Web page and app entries
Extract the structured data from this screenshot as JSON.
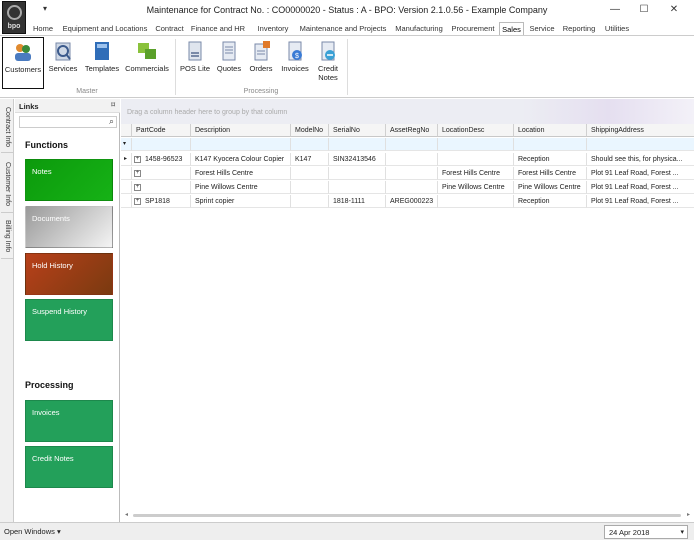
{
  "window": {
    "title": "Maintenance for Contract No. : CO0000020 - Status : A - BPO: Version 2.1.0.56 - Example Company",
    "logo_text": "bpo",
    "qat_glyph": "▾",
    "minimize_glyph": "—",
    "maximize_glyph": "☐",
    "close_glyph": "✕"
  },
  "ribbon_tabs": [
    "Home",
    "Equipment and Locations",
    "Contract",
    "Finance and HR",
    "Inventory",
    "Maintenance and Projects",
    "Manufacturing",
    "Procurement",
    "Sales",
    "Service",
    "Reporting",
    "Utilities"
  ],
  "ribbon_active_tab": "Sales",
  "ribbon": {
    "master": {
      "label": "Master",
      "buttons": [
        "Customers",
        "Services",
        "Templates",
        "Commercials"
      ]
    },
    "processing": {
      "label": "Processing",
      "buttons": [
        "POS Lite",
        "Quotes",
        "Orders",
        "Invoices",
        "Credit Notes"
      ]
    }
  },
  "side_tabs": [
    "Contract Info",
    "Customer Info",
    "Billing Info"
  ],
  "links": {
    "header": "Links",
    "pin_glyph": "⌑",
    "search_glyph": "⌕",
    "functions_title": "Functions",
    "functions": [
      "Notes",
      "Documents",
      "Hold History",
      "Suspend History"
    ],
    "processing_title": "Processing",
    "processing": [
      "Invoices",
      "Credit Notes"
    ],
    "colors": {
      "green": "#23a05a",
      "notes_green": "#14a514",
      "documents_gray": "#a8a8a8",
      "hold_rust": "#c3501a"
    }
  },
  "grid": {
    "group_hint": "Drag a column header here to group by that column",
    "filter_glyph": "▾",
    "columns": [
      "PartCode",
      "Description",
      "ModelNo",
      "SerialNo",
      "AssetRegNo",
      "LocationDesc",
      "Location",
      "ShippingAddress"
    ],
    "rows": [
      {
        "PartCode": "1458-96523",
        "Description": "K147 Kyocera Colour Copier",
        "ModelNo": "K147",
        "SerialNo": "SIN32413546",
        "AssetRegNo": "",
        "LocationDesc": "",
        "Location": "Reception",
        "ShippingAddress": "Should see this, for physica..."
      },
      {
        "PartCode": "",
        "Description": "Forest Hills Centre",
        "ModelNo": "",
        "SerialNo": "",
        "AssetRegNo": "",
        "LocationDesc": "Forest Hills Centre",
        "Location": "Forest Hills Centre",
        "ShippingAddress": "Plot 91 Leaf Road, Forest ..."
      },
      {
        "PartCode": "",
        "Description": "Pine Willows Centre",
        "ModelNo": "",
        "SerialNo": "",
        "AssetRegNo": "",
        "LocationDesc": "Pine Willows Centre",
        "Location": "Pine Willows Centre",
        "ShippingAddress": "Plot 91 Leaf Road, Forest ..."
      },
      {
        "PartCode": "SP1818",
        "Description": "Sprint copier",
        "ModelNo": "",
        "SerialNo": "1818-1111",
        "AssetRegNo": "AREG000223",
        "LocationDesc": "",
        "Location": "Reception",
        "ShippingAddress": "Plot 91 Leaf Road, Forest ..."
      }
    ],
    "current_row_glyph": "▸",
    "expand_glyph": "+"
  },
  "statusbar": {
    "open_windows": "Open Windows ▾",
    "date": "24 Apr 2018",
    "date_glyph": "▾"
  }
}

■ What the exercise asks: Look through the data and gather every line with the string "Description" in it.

■ Task answer:
      "Description",
        "Description": "K147 Kyocera Colour Copier",
        "Description": "Forest Hills Centre",
        "Description": "Pine Willows Centre",
        "Description": "Sprint copier",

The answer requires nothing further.